What is expected:
Return every line of the entries that includes the word "Starting".
#### Given entries ####
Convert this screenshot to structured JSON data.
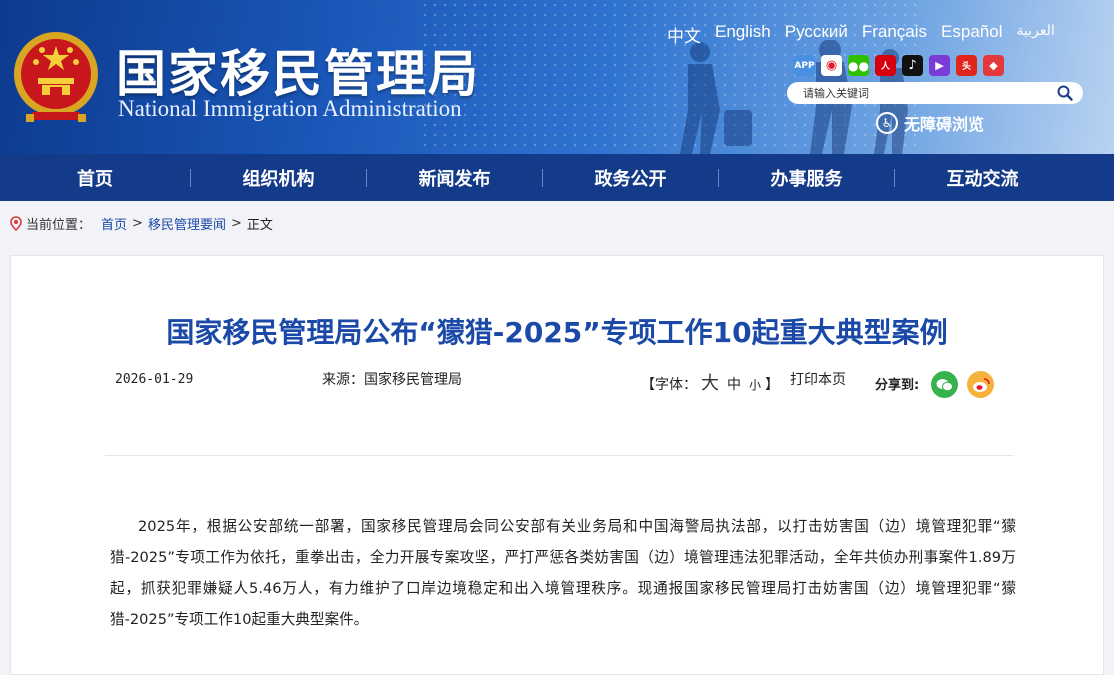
{
  "header": {
    "site_name_cn": "国家移民管理局",
    "site_name_en": "National Immigration Administration",
    "languages": [
      "中文",
      "English",
      "Русский",
      "Français",
      "Español",
      "العربية"
    ],
    "social_icons": [
      "app-icon",
      "weibo-icon",
      "wechat-icon",
      "renmin-icon",
      "douyin-icon",
      "video-icon",
      "toutiao-icon",
      "kuaishou-icon"
    ],
    "search_placeholder": "请输入关键词",
    "accessibility_label": "无障碍浏览",
    "colors": {
      "header_dark": "#0d3a8f",
      "nav_bg": "#143a8a",
      "title_blue": "#1b49a8"
    }
  },
  "nav": {
    "items": [
      "首页",
      "组织机构",
      "新闻发布",
      "政务公开",
      "办事服务",
      "互动交流"
    ]
  },
  "breadcrumb": {
    "label": "当前位置：",
    "items": [
      "首页",
      "移民管理要闻",
      "正文"
    ],
    "separator": ">"
  },
  "article": {
    "title": "国家移民管理局公布“獴猎-2025”专项工作10起重大典型案例",
    "date": "2026-01-29",
    "source": "来源：国家移民管理局",
    "font_label_open": "【字体：",
    "font_big": "大",
    "font_mid": "中",
    "font_small": "小",
    "font_label_close": "】",
    "print_label": "打印本页",
    "share_label": "分享到:",
    "paragraph": "2025年，根据公安部统一部署，国家移民管理局会同公安部有关业务局和中国海警局执法部，以打击妨害国（边）境管理犯罪“獴猎-2025”专项工作为依托，重拳出击，全力开展专案攻坚，严打严惩各类妨害国（边）境管理违法犯罪活动，全年共侦办刑事案件1.89万起，抓获犯罪嫌疑人5.46万人，有力维护了口岸边境稳定和出入境管理秩序。现通报国家移民管理局打击妨害国（边）境管理犯罪“獴猎-2025”专项工作10起重大典型案件。"
  }
}
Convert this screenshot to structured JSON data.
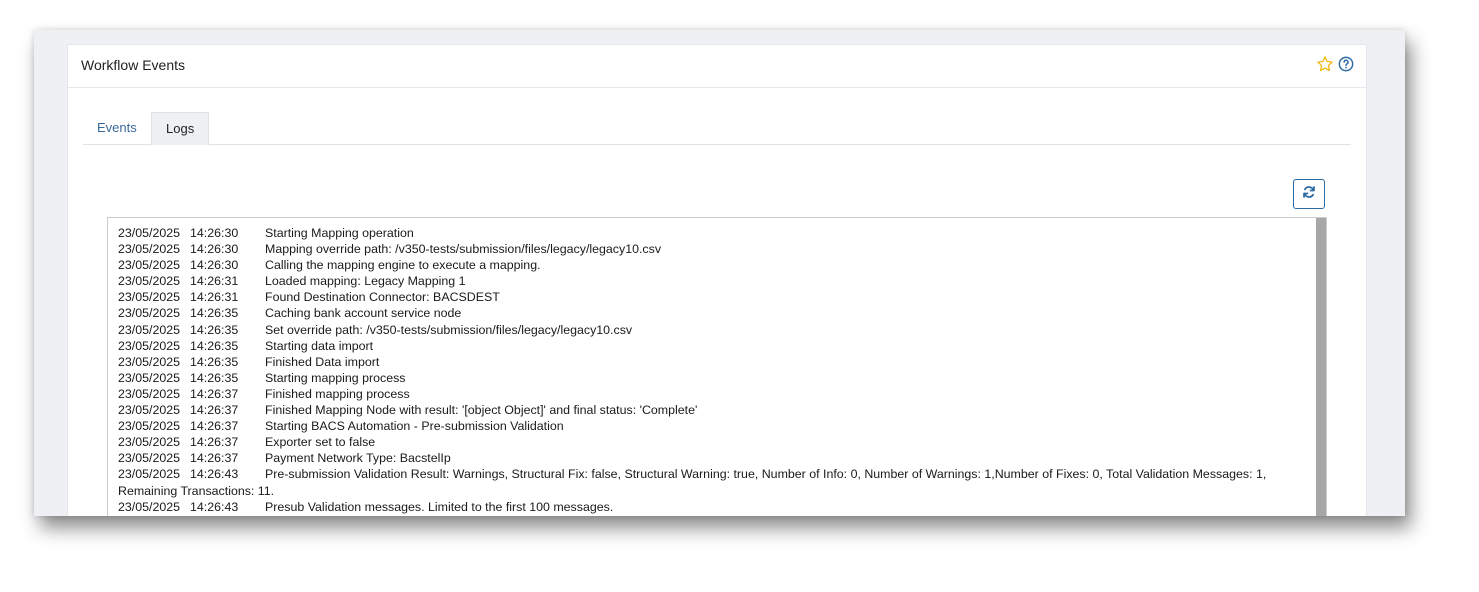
{
  "card": {
    "title": "Workflow Events"
  },
  "icons": {
    "favorite": "star-icon",
    "help": "help-icon",
    "refresh": "refresh-icon"
  },
  "tabs": [
    {
      "label": "Events",
      "active": false
    },
    {
      "label": "Logs",
      "active": true
    }
  ],
  "logs": [
    {
      "date": "23/05/2025",
      "time": "14:26:30",
      "message": "Starting Mapping operation"
    },
    {
      "date": "23/05/2025",
      "time": "14:26:30",
      "message": "Mapping override path: /v350-tests/submission/files/legacy/legacy10.csv"
    },
    {
      "date": "23/05/2025",
      "time": "14:26:30",
      "message": "Calling the mapping engine to execute a mapping."
    },
    {
      "date": "23/05/2025",
      "time": "14:26:31",
      "message": "Loaded mapping: Legacy Mapping 1"
    },
    {
      "date": "23/05/2025",
      "time": "14:26:31",
      "message": "Found Destination Connector: BACSDEST"
    },
    {
      "date": "23/05/2025",
      "time": "14:26:35",
      "message": "Caching bank account service node"
    },
    {
      "date": "23/05/2025",
      "time": "14:26:35",
      "message": "Set override path: /v350-tests/submission/files/legacy/legacy10.csv"
    },
    {
      "date": "23/05/2025",
      "time": "14:26:35",
      "message": "Starting data import"
    },
    {
      "date": "23/05/2025",
      "time": "14:26:35",
      "message": "Finished Data import"
    },
    {
      "date": "23/05/2025",
      "time": "14:26:35",
      "message": "Starting mapping process"
    },
    {
      "date": "23/05/2025",
      "time": "14:26:37",
      "message": "Finished mapping process"
    },
    {
      "date": "23/05/2025",
      "time": "14:26:37",
      "message": "Finished Mapping Node with result: '[object Object]' and final status: 'Complete'"
    },
    {
      "date": "23/05/2025",
      "time": "14:26:37",
      "message": "Starting BACS Automation - Pre-submission Validation"
    },
    {
      "date": "23/05/2025",
      "time": "14:26:37",
      "message": "Exporter set to false"
    },
    {
      "date": "23/05/2025",
      "time": "14:26:37",
      "message": "Payment Network Type: BacstelIp"
    },
    {
      "date": "23/05/2025",
      "time": "14:26:43",
      "message": "Pre-submission Validation Result: Warnings, Structural Fix: false, Structural Warning: true, Number of Info: 0, Number of Warnings: 1,Number of Fixes: 0, Total Validation Messages: 1, Remaining Transactions: 11."
    },
    {
      "date": "23/05/2025",
      "time": "14:26:43",
      "message": "Presub Validation messages.  Limited to the first 100 messages."
    }
  ]
}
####
Your response:
      "message": "Starting Mapping operation"
      "message": "Starting data import"
      "message": "Starting mapping process"
      "message": "Starting BACS Automation - Pre-submission Validation"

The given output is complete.